I read your original diatribe - it arrived in my email. You are simply unable to accept constructive criticism, and you feel it is helpful to post material for critique and then expect readers to telepathically know which parts you are already planning on changing and which parts you are blissfully unaware of the issues. Like all human beings, I am not a telepath, so I provided you feedback on what the issues are, and more importantly, why they are issues.

The "why" part is really the important part, because the people that provide feedback to you can't write the book for you, but they can provide you with perspectives you don't already have, which thoughtful writers can internalize as they write.

As far as alternate realities go, that's super cool. Decide what is different about the reality, and change those things - don't use that detail as a crutch to explain every anachronism and oddity because your audience won't buy it.

My critique of you writing was specific to a few issues and, as you'll find, extremely mild. Go to a real writers' forum and you'll likely get banned the day after you flip out about the feedback you don't like. Writing is hard - you're going to need some maturity and objectivity to get through it. Anger and defensiveness will not earn support or assistance and are signs that you can't think about what you're doing with a clinical enough eye.

And your expectation that everyone is obligated to offer some empty compliment before moving on to providing you with FREE CONSTRUCTIVE CRITICISM is asinine. You're asking for the favor, not the other way around. Have your mom read it if you need to be paid compliments to tolerate discussion.
Personally, I think you should go with whatever you feel like going with.
Its yer story and yer life.

All I can say, is if it isn't working for you, try something new.
Thing is, only YOU know what you want to get from this.

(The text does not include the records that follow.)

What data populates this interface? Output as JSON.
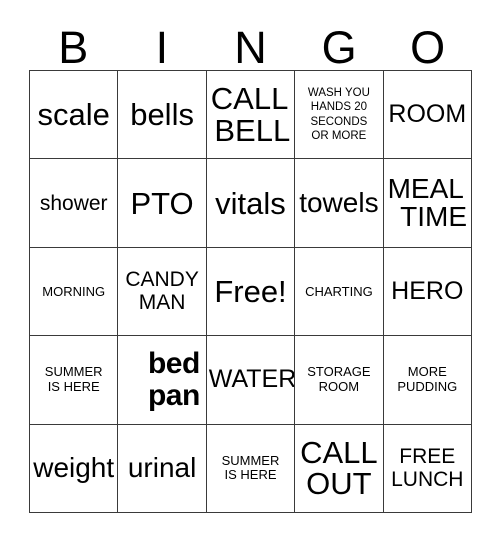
{
  "card": {
    "title": "BINGO",
    "header_letters": [
      "B",
      "I",
      "N",
      "G",
      "O"
    ],
    "border_color": "#3a3a3a",
    "background_color": "#ffffff",
    "text_color": "#000000",
    "rows": [
      [
        {
          "text": "scale"
        },
        {
          "text": "bells"
        },
        {
          "lines": [
            "CALL",
            "BELL"
          ]
        },
        {
          "lines": [
            "WASH YOU",
            "HANDS 20",
            "SECONDS",
            "OR MORE"
          ]
        },
        {
          "text": "ROOM"
        }
      ],
      [
        {
          "text": "shower"
        },
        {
          "text": "PTO"
        },
        {
          "text": "vitals"
        },
        {
          "text": "towels"
        },
        {
          "lines": [
            "MEAL",
            "TIME"
          ]
        }
      ],
      [
        {
          "text": "MORNING"
        },
        {
          "lines": [
            "CANDY",
            "MAN"
          ]
        },
        {
          "text": "Free!"
        },
        {
          "text": "CHARTING"
        },
        {
          "text": "HERO"
        }
      ],
      [
        {
          "lines": [
            "SUMMER",
            "IS HERE"
          ]
        },
        {
          "lines": [
            "bed",
            "pan"
          ]
        },
        {
          "text": "WATER"
        },
        {
          "lines": [
            "STORAGE",
            "ROOM"
          ]
        },
        {
          "lines": [
            "MORE",
            "PUDDING"
          ]
        }
      ],
      [
        {
          "text": "weight"
        },
        {
          "text": "urinal"
        },
        {
          "lines": [
            "SUMMER",
            "IS HERE"
          ]
        },
        {
          "lines": [
            "CALL",
            "OUT"
          ]
        },
        {
          "lines": [
            "FREE",
            "LUNCH"
          ]
        }
      ]
    ],
    "free_space": {
      "row": 2,
      "column": 2,
      "label": "Free!"
    }
  }
}
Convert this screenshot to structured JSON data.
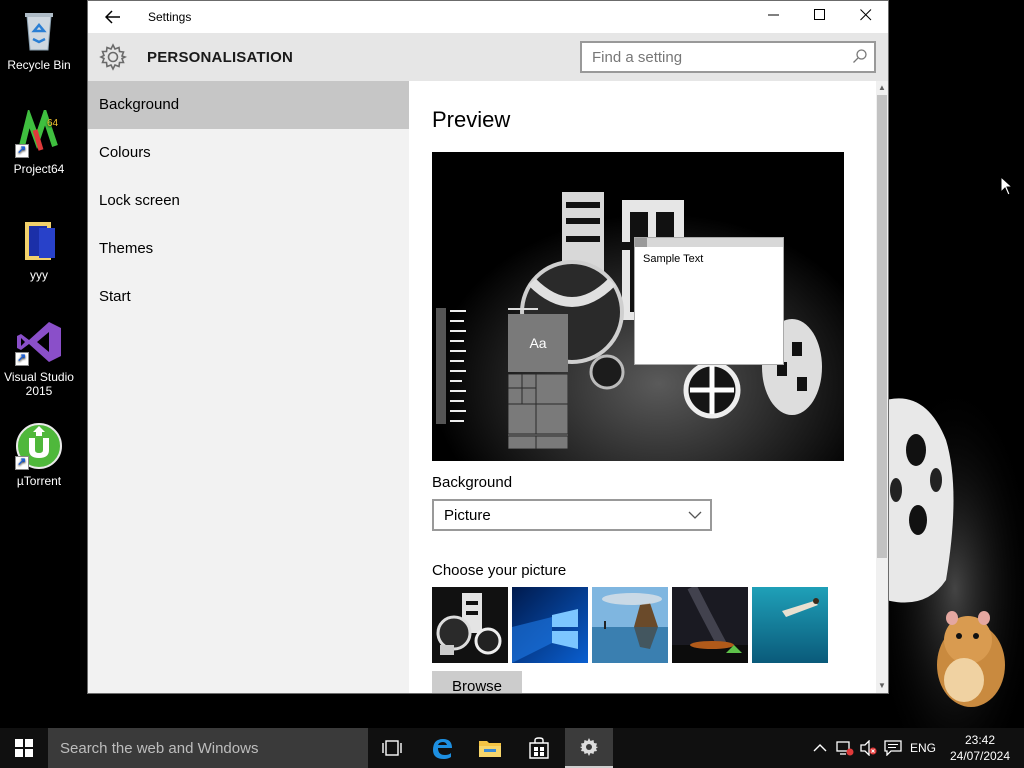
{
  "desktop": {
    "icons": [
      {
        "label": "Recycle Bin"
      },
      {
        "label": "Project64"
      },
      {
        "label": "yyy"
      },
      {
        "label": "Visual Studio 2015"
      },
      {
        "label": "µTorrent"
      }
    ]
  },
  "window": {
    "title": "Settings",
    "header": "PERSONALISATION",
    "search_placeholder": "Find a setting",
    "nav": [
      {
        "label": "Background",
        "selected": true
      },
      {
        "label": "Colours"
      },
      {
        "label": "Lock screen"
      },
      {
        "label": "Themes"
      },
      {
        "label": "Start"
      }
    ],
    "content": {
      "preview_title": "Preview",
      "sample_text": "Sample Text",
      "tile_label": "Aa",
      "background_label": "Background",
      "background_value": "Picture",
      "choose_label": "Choose your picture",
      "browse_label": "Browse"
    }
  },
  "taskbar": {
    "search_placeholder": "Search the web and Windows",
    "language": "ENG",
    "time": "23:42",
    "date": "24/07/2024"
  },
  "colors": {
    "accent": "#0078d7",
    "nav_selected": "#c6c6c6",
    "header_bg": "#e6e6e6",
    "taskbar": "#101010"
  }
}
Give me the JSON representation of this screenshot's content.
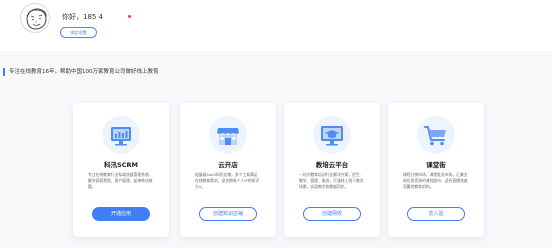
{
  "header": {
    "greeting": "你好，185 4 ",
    "bind_button": "绑定设置"
  },
  "slogan": "专注在线教育16年，帮助中国100万家教育公司做好线上教育",
  "cards": [
    {
      "title": "科汛SCRM",
      "desc": "专注在线教育行业私域流量管理系统，解决获客营销、客户管理、促单转化难题。",
      "button": "开通应用",
      "icon": "monitor-chart-icon",
      "button_style": "primary"
    },
    {
      "title": "云开店",
      "desc": "轻量级SaaS知识店铺，多个工具满足在线教育需求，适合拥有个人IP的知识大V。",
      "button": "创建知识店铺",
      "icon": "storefront-icon",
      "button_style": "outline"
    },
    {
      "title": "教培云平台",
      "desc": "一站式教育培训行业解决方案，招生、教学、管理、服务，打通线上线下教学场景，实现教学和数据同步。",
      "button": "创建网校",
      "icon": "graduation-cap-icon",
      "button_style": "outline"
    },
    {
      "title": "课堂街",
      "desc": "课程分销市场，课程批发市场，汇集全网优质资源的课程超市，适合直播流量双赢的教育机构。",
      "button": "去入驻",
      "icon": "shopping-cart-icon",
      "button_style": "outline"
    }
  ],
  "colors": {
    "accent": "#3f7ef3",
    "notification": "#e8453c",
    "page_bg": "#f7f8fa"
  }
}
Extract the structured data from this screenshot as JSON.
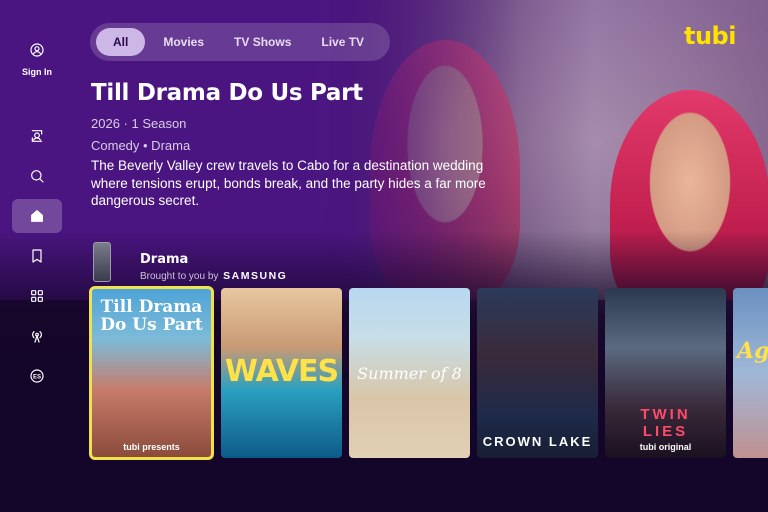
{
  "sidebar": {
    "signin_label": "Sign In",
    "items": [
      {
        "icon": "profile-switch-icon"
      },
      {
        "icon": "search-icon"
      },
      {
        "icon": "home-icon",
        "active": true
      },
      {
        "icon": "bookmark-icon"
      },
      {
        "icon": "categories-icon"
      },
      {
        "icon": "live-antenna-icon"
      },
      {
        "icon": "espanol-icon",
        "label": "ES"
      }
    ]
  },
  "tabs": [
    {
      "label": "All",
      "active": true
    },
    {
      "label": "Movies"
    },
    {
      "label": "TV Shows"
    },
    {
      "label": "Live TV"
    }
  ],
  "logo": "tubi",
  "hero": {
    "title": "Till Drama Do Us Part",
    "meta": "2026 · 1 Season",
    "genre": "Comedy • Drama",
    "description": "The Beverly Valley crew travels to Cabo for a destination wedding where tensions erupt, bonds break, and the party hides a far more dangerous secret."
  },
  "row": {
    "title": "Drama",
    "sponsor_prefix": "Brought to you by",
    "sponsor": "SAMSUNG"
  },
  "posters": [
    {
      "title": "Till Drama Do Us Part",
      "badge": "tubi presents",
      "selected": true
    },
    {
      "title": "WAVES"
    },
    {
      "title": "Summer of 8"
    },
    {
      "title": "CROWN LAKE"
    },
    {
      "title": "TWIN LIES",
      "badge": "tubi original"
    },
    {
      "title": "Age"
    }
  ],
  "colors": {
    "accent": "#ffe200",
    "selection": "#f0e24a",
    "tab_active": "#cdb7e6"
  }
}
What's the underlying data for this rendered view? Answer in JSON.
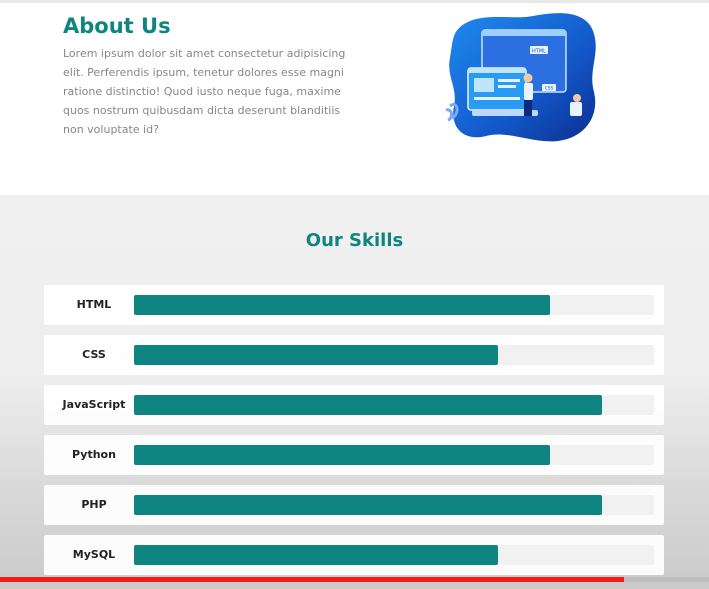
{
  "about": {
    "title": "About Us",
    "text": "Lorem ipsum dolor sit amet consectetur adipisicing elit. Perferendis ipsum, tenetur dolores esse magni ratione distinctio! Quod iusto neque fuga, maxime quos nostrum quibusdam dicta deserunt blanditiis non voluptate id?",
    "illustration_labels": {
      "html": "HTML",
      "css": "CSS"
    }
  },
  "skills": {
    "title": "Our Skills",
    "bar_color": "#0e8581",
    "track_color": "#f1f1f1",
    "items": [
      {
        "name": "HTML",
        "percent": 80
      },
      {
        "name": "CSS",
        "percent": 70
      },
      {
        "name": "JavaScript",
        "percent": 90
      },
      {
        "name": "Python",
        "percent": 80
      },
      {
        "name": "PHP",
        "percent": 90
      },
      {
        "name": "MySQL",
        "percent": 70
      }
    ]
  },
  "video": {
    "progress_percent": 88,
    "progress_color": "#ee1b1b"
  },
  "icons": {
    "settings": "gear-icon"
  },
  "colors": {
    "accent": "#0e8581",
    "body_text": "#878787"
  }
}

Try to remember this: Who has your best interest in mind, you or someone else?
Which is why after I posted it and read it, and realized I was being defensive, I deleted it and replaced it with a thank you. Deleting it was me realizing I made a hasty mistake with my knee-jerk reaction of striking back when feeling attacked.